WHAT YOU ARE ASKED TO DO ▸ Where in the data below does the word "label" appear? Copy every line that has it.

START DATA

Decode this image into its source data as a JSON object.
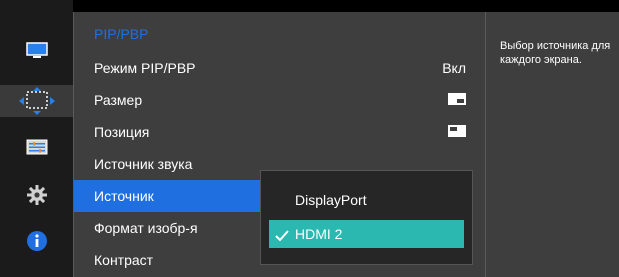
{
  "icons": {
    "rail": [
      "picture-icon",
      "onscreen-display-icon",
      "system-icon",
      "settings-gear-icon",
      "info-icon"
    ]
  },
  "colors": {
    "accent_blue": "#1f6fe0",
    "check_teal": "#2ab8b0",
    "panel_bg": "#3e3e3e",
    "rail_bg": "#1b1b1b"
  },
  "menu": {
    "title": "PIP/PBP",
    "items": [
      {
        "label": "Режим PIP/PBP",
        "value": "Вкл"
      },
      {
        "label": "Размер",
        "value": ""
      },
      {
        "label": "Позиция",
        "value": ""
      },
      {
        "label": "Источник звука",
        "value": ""
      },
      {
        "label": "Источник",
        "value": ""
      },
      {
        "label": "Формат изобр-я",
        "value": ""
      },
      {
        "label": "Контраст",
        "value": ""
      }
    ]
  },
  "submenu": {
    "options": [
      {
        "label": "DisplayPort",
        "checked": false
      },
      {
        "label": "HDMI 2",
        "checked": true
      }
    ]
  },
  "description": {
    "text": "Выбор источника для каждого экрана."
  }
}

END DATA

WRITTEN REPLY ▸
        "label": "Режим PIP/PBP",
        "label": "Размер",
        "label": "Позиция",
        "label": "Источник звука",
        "label": "Источник",
        "label": "Формат изобр-я",
        "label": "Контраст",
        "label": "DisplayPort",
        "label": "HDMI 2",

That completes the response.